[Data records for software interfaces]
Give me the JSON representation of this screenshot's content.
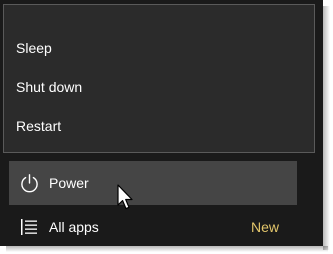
{
  "power_menu": {
    "items": [
      {
        "label": "Sleep"
      },
      {
        "label": "Shut down"
      },
      {
        "label": "Restart"
      }
    ]
  },
  "start": {
    "power_label": "Power",
    "power_icon": "power-icon",
    "all_apps_label": "All apps",
    "all_apps_icon": "list-icon",
    "new_badge": "New"
  },
  "colors": {
    "panel_background": "#1a1a1a",
    "menu_background": "#2b2b2b",
    "menu_border": "#5a5a5a",
    "power_hover": "#454545",
    "text": "#ffffff",
    "new_badge": "#e3c66b"
  }
}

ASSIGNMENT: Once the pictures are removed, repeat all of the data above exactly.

EXPECTED ANSWER:
Give me the JSON representation of this screenshot's content.
{
  "power_menu": {
    "items": [
      {
        "label": "Sleep"
      },
      {
        "label": "Shut down"
      },
      {
        "label": "Restart"
      }
    ]
  },
  "start": {
    "power_label": "Power",
    "power_icon": "power-icon",
    "all_apps_label": "All apps",
    "all_apps_icon": "list-icon",
    "new_badge": "New"
  },
  "colors": {
    "panel_background": "#1a1a1a",
    "menu_background": "#2b2b2b",
    "menu_border": "#5a5a5a",
    "power_hover": "#454545",
    "text": "#ffffff",
    "new_badge": "#e3c66b"
  }
}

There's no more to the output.